Superior Court's History
Court's heritage can be traced back more than 345 years to December 6, 1669
when John Binckson and two others were tried for treason for leading an
insurrection against colonists loyal to England in favor of the King of
|Historic New Castle County Courthouse
The red sash worn by High Courts of that time is worn today by the judges
on ceremonial occasions. The law courts, which represent today's Superior
Court jurisdiction, go back as far as 1831.
They included Superior Court, which heard civil matters, the Court
of General Sessions, which heard criminal matters, and the Court
of Oyer and Terminer, which heard capital cases and consisted of all
four law judges for the other two courts.
In 1951, the Court of Oyer and Terminer and the Court of General
Sessions were abolished and their jurisdictions were combined in today's
The court's presiding judge was renamed president judge. There were five
Superior Court judges in 1951; there are nineteen today. Sessions of Superior
Court are held in each of the three counties at the county seat.
The Honorable E. Norman Veasey, former Chief Justice of Delaware, has described
the Superior Court this way in his article, "The Drama of Judicial
Branch Change in this Century", Delaware Lawyer, Vol. 17, No.
4, Winter 1999/2000.
"The Superior Court has always been the bellwether court of general
jurisdiction in Delaware. Recent management innovations such as electronic
filing, drug court, case management technology, arbitration, mediation,

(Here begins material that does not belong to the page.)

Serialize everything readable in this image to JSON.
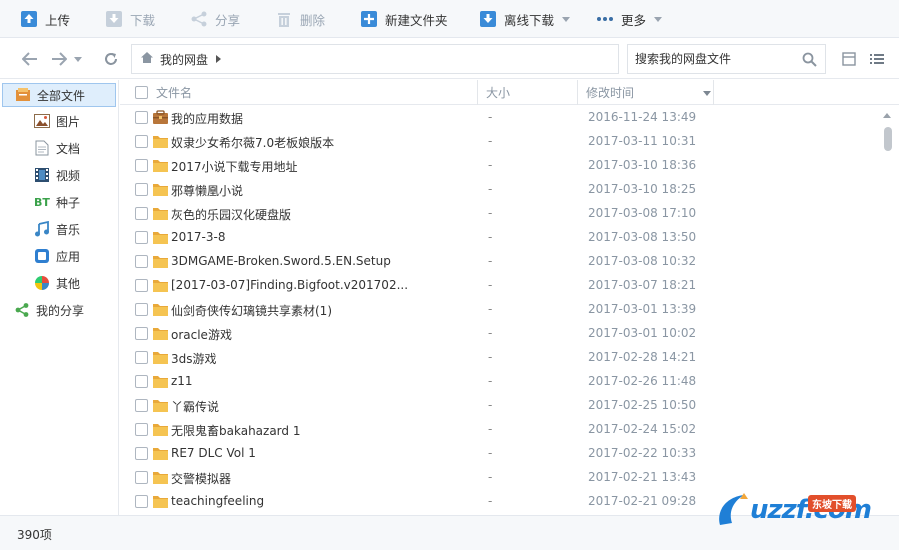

summary procedures, videoconferencing, jury reform and other advances have
only added to its nationwide reputation for excellence.
Criminal cases, including death cases, crowd its docket, complicate its

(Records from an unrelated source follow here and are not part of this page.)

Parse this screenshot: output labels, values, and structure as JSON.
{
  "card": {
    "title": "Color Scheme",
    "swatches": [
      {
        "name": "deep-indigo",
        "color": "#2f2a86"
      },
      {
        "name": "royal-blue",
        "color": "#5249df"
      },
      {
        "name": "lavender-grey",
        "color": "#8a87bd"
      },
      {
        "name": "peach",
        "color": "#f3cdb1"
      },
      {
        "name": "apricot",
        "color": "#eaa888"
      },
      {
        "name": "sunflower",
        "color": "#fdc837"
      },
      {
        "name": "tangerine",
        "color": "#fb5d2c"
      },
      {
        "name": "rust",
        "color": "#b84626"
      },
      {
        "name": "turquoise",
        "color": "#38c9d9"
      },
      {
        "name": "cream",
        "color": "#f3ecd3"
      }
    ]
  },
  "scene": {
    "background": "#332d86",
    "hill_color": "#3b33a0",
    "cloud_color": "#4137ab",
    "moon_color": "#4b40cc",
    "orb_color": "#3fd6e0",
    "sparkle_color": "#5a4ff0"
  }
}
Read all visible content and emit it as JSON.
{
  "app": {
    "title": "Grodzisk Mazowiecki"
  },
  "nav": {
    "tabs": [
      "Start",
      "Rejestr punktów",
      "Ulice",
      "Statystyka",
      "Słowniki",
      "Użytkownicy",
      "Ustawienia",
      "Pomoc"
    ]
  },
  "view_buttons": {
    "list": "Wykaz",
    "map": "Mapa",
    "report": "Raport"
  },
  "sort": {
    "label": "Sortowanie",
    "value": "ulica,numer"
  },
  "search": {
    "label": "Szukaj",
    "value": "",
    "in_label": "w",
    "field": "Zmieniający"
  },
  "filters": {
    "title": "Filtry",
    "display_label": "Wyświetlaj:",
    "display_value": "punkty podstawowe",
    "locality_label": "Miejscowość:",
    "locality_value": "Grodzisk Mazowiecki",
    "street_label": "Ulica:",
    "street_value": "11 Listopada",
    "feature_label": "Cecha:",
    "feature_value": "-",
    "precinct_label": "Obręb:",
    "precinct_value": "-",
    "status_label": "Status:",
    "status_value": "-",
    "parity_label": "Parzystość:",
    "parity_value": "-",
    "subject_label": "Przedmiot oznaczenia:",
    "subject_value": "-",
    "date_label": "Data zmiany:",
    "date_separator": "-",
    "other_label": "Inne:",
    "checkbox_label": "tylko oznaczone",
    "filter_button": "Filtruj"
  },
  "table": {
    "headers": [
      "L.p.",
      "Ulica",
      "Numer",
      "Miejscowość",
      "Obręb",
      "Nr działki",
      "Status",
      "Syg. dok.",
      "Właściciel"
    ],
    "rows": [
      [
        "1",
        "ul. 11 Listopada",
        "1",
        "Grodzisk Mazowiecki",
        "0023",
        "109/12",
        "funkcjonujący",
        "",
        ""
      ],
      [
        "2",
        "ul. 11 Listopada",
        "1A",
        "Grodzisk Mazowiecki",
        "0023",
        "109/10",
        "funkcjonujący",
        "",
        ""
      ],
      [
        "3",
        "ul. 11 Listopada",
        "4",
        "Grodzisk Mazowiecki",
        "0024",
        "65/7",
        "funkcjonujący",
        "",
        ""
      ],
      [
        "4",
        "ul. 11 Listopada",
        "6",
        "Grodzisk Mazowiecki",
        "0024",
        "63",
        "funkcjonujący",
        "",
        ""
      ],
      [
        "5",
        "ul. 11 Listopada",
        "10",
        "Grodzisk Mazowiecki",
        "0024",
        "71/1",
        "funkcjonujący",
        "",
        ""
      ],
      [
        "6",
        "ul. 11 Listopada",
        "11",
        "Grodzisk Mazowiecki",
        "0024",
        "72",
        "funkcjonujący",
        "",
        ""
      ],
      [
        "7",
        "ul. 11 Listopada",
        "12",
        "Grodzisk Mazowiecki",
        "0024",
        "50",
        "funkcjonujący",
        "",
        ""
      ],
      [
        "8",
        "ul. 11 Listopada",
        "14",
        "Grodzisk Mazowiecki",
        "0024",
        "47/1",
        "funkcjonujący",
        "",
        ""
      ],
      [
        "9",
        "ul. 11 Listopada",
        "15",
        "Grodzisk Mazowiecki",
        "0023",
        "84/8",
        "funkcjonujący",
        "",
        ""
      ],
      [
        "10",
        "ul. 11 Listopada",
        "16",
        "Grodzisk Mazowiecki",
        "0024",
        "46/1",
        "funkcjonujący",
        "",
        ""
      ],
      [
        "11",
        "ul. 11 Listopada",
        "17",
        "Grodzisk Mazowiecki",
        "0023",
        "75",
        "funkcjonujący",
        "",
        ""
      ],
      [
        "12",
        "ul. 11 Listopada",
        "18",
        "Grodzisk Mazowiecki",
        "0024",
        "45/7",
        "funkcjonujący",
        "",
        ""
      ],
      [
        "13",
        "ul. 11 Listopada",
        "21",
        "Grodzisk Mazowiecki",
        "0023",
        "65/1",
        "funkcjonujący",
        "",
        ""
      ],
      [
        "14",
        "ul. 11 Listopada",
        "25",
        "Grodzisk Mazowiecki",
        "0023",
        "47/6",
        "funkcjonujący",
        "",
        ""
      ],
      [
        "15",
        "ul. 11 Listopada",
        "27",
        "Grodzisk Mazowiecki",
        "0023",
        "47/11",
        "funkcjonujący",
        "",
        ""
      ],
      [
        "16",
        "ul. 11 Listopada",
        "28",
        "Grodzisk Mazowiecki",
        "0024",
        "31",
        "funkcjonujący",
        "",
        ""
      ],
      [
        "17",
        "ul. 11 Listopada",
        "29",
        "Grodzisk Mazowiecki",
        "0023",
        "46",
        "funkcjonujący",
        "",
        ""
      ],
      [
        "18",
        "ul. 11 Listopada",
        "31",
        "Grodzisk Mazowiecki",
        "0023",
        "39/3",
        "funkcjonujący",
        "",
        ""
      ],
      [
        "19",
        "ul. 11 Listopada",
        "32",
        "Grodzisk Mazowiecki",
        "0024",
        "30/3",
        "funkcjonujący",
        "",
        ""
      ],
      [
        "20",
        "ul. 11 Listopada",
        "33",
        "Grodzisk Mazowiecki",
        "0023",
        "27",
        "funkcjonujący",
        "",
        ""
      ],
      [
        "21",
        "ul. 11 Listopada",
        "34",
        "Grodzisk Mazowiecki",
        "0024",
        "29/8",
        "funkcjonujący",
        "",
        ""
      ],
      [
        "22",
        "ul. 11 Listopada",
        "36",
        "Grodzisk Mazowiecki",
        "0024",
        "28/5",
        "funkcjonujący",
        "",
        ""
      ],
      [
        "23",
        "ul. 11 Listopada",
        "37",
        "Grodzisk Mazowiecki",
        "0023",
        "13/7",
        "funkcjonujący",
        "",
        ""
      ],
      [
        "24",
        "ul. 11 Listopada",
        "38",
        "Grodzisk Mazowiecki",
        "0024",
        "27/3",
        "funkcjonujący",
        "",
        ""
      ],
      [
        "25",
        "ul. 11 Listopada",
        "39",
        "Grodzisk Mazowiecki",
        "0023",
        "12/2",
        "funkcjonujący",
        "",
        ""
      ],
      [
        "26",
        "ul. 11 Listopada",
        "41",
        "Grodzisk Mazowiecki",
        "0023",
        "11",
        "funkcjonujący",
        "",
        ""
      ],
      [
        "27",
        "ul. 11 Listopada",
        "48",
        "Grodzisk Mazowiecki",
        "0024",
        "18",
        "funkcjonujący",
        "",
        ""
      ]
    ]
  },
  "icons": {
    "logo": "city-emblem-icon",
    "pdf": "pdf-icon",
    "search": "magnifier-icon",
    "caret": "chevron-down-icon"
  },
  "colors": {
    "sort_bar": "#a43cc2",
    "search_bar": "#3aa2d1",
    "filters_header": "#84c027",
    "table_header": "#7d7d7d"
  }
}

ability to move cases expeditiously and present the judges of that court
with vexing challenges of meeting speedy trial and disposition guidelines

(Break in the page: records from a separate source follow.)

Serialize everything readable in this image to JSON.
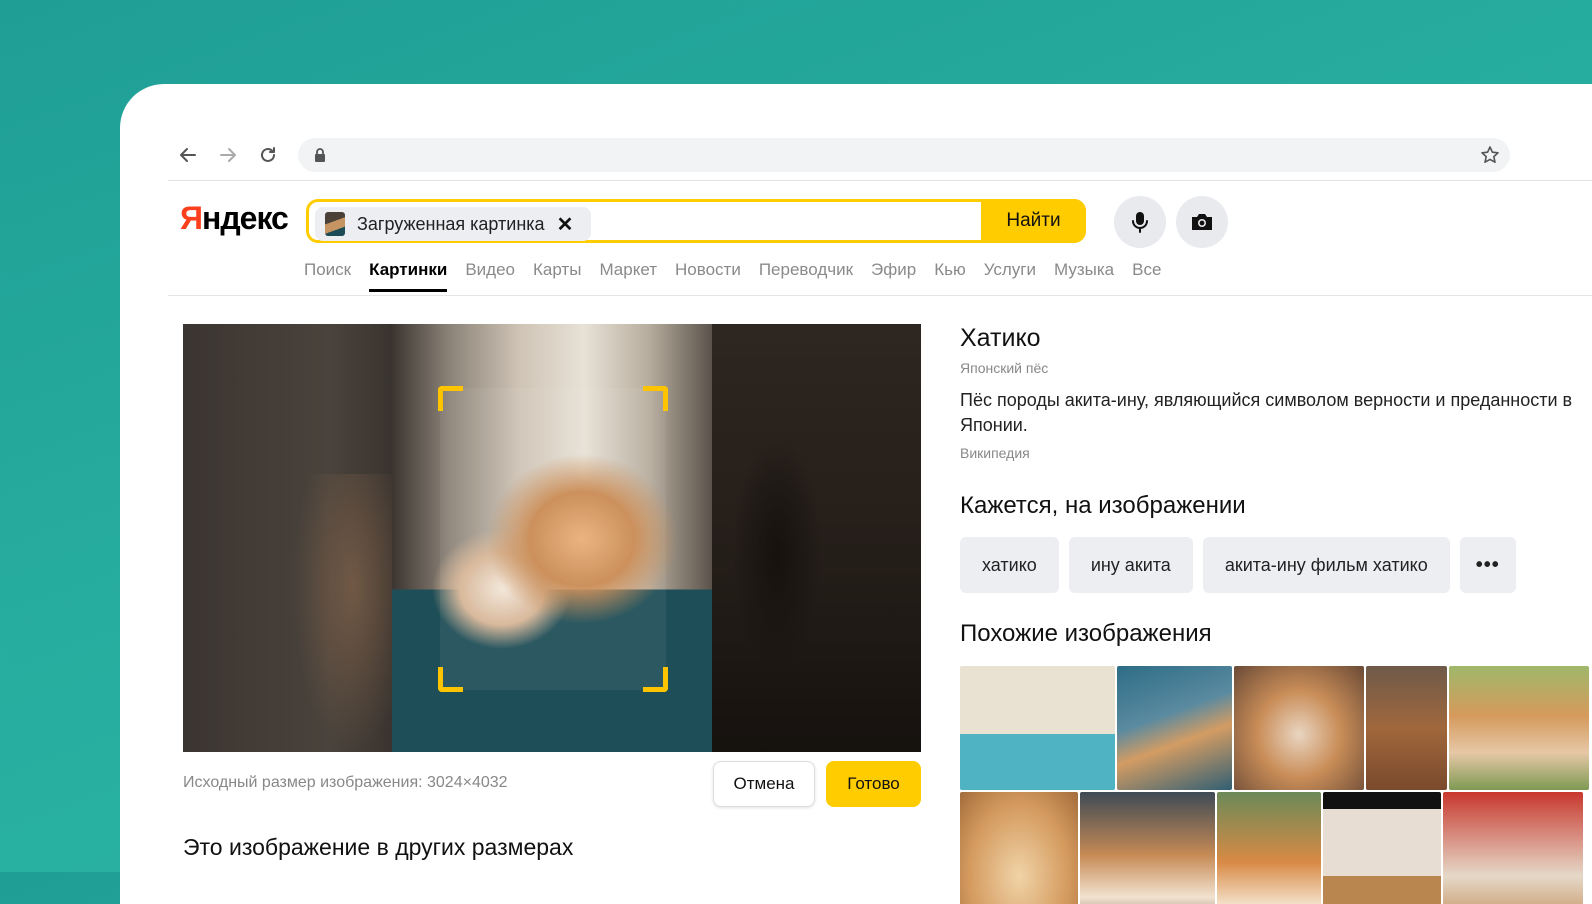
{
  "browser": {
    "back_icon": "arrow-left-icon",
    "forward_icon": "arrow-right-icon",
    "reload_icon": "reload-icon",
    "lock_icon": "lock-icon",
    "star_icon": "star-icon",
    "url": ""
  },
  "header": {
    "logo_first": "Я",
    "logo_rest": "ндекс",
    "search_chip_label": "Загруженная картинка",
    "search_chip_close": "✕",
    "search_button": "Найти",
    "mic_icon": "microphone-icon",
    "camera_icon": "camera-icon"
  },
  "tabs": [
    {
      "label": "Поиск",
      "active": false
    },
    {
      "label": "Картинки",
      "active": true
    },
    {
      "label": "Видео",
      "active": false
    },
    {
      "label": "Карты",
      "active": false
    },
    {
      "label": "Маркет",
      "active": false
    },
    {
      "label": "Новости",
      "active": false
    },
    {
      "label": "Переводчик",
      "active": false
    },
    {
      "label": "Эфир",
      "active": false
    },
    {
      "label": "Кью",
      "active": false
    },
    {
      "label": "Услуги",
      "active": false
    },
    {
      "label": "Музыка",
      "active": false
    },
    {
      "label": "Все",
      "active": false
    }
  ],
  "viewer": {
    "original_size": "Исходный размер изображения: 3024×4032",
    "cancel_button": "Отмена",
    "done_button": "Готово",
    "other_sizes_title": "Это изображение в других размерах"
  },
  "entity": {
    "title": "Хатико",
    "subtitle": "Японский пёс",
    "description": "Пёс породы акита-ину, являющийся символом верности и преданности в Японии.",
    "source": "Википедия"
  },
  "tags_section": {
    "title": "Кажется, на изображении",
    "tags": [
      "хатико",
      "ину акита",
      "акита-ину фильм хатико"
    ],
    "more_label": "•••"
  },
  "similar_section": {
    "title": "Похожие изображения"
  },
  "colors": {
    "accent": "#ffcc00",
    "logo_red": "#fc3f1d",
    "background": "#26a89c"
  }
}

consistent with quality adjudication.
The Court's jurisprudence and case management in civil litigation is exemplary,
with particular emphasis in the late 1980s and 1990s in the businesslike
handling of complex, national insurance coverage litigation, during which
period the Court became a national innovator in electronic filing."
View a complete listing of all judges at: Superior
Court Judges from 1831.
For more information on the history of the Superior Court: The
Superior Court by the Honorable Henry duPont Ridgely, the Honorable
Clarence Taylor, the Honorable Richard R. Cooch, F. Alton Tybout, Esq. and
Kevin J. O'Connell, Esq.
Superior Court's heritage can be traced back more than 345 years to
December 6, 1669.
The red sash worn by the High Courts in the 17th century is worn today by the judges on ceremonial occasions.
A court designated as a Superior Court first appeared in the Constitution of 1831.
Bailiffs once carried tipstaffs. One side of the pointed tip was white, to represent the presumption of innocence. The other side was red to represent a finding of guilt. Upon conviction, the tipstaff was turned so that the red side faced forward in the courtroom and while the defendant was being escorted to and from the courtroom.
Jurisdiction over capital cases was vested in the Court of Oyer and Terminer until 1951 when it was transferred to the Superior Court
Superior Court rated #1 overall for the 9th consecutive year in the most recent U.S. Chamber Legal Institute for Legal Reform State Liability Systems Study. View Report >>
On October 6, 2003, Superior Court was the first state court in the nation to require statewide electronic filing of certain categories of civil cases.
On July 28, 2000, Superior Court was the first state court to adopt a rule allowing briefs and appendices to be filed on CD-ROM.
In 1999, Superior Court began to use its Wilmington, Delaware eCourtroom, purported to be the nation's first actively used eCourtroom.
In 1999, Superior Court began to use its Automated Sentencing Order Program. The application issues sentence orders almost simultaneously with judge's pronouncement.
Begun in 1994, Superior Court had the first statewide Drug Court in the nation.
In 1991, Superior Court created CLAD the first electronic docketing & filing system for civil cases in the U.S.